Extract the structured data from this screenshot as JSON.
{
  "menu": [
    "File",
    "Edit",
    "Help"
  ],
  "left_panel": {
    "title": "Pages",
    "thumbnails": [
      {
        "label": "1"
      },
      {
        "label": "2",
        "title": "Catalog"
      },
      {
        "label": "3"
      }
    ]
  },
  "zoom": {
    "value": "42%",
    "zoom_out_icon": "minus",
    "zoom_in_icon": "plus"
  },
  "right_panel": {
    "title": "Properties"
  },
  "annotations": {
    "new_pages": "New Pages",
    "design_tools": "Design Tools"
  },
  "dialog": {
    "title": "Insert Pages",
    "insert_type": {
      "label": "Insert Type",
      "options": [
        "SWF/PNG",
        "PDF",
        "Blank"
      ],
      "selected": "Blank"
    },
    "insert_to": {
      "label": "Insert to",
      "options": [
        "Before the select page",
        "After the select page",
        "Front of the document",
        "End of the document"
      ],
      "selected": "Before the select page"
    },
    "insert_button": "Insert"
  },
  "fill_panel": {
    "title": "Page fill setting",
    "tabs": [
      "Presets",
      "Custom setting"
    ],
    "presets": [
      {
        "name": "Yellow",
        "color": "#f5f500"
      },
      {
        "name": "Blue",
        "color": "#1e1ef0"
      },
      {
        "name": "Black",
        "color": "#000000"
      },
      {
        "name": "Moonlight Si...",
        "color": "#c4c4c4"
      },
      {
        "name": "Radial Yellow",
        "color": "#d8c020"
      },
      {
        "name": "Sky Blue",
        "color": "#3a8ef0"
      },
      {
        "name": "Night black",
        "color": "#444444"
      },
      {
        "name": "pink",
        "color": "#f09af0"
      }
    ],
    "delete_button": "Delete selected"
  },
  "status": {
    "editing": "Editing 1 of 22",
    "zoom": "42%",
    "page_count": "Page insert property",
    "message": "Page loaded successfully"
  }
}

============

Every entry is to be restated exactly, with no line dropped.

Extract the structured data from this screenshot as JSON.
{
  "menu": [
    "File",
    "Edit",
    "Help"
  ],
  "left_panel": {
    "title": "Pages",
    "thumbnails": [
      {
        "label": "1"
      },
      {
        "label": "2",
        "title": "Catalog"
      },
      {
        "label": "3"
      }
    ]
  },
  "zoom": {
    "value": "42%",
    "zoom_out_icon": "minus",
    "zoom_in_icon": "plus"
  },
  "right_panel": {
    "title": "Properties"
  },
  "annotations": {
    "new_pages": "New Pages",
    "design_tools": "Design Tools"
  },
  "dialog": {
    "title": "Insert Pages",
    "insert_type": {
      "label": "Insert Type",
      "options": [
        "SWF/PNG",
        "PDF",
        "Blank"
      ],
      "selected": "Blank"
    },
    "insert_to": {
      "label": "Insert to",
      "options": [
        "Before the select page",
        "After the select page",
        "Front of the document",
        "End of the document"
      ],
      "selected": "Before the select page"
    },
    "insert_button": "Insert"
  },
  "fill_panel": {
    "title": "Page fill setting",
    "tabs": [
      "Presets",
      "Custom setting"
    ],
    "presets": [
      {
        "name": "Yellow",
        "color": "#f5f500"
      },
      {
        "name": "Blue",
        "color": "#1e1ef0"
      },
      {
        "name": "Black",
        "color": "#000000"
      },
      {
        "name": "Moonlight Si...",
        "color": "#c4c4c4"
      },
      {
        "name": "Radial Yellow",
        "color": "#d8c020"
      },
      {
        "name": "Sky Blue",
        "color": "#3a8ef0"
      },
      {
        "name": "Night black",
        "color": "#444444"
      },
      {
        "name": "pink",
        "color": "#f09af0"
      }
    ],
    "delete_button": "Delete selected"
  },
  "status": {
    "editing": "Editing 1 of 22",
    "zoom": "42%",
    "page_count": "Page insert property",
    "message": "Page loaded successfully"
  }
}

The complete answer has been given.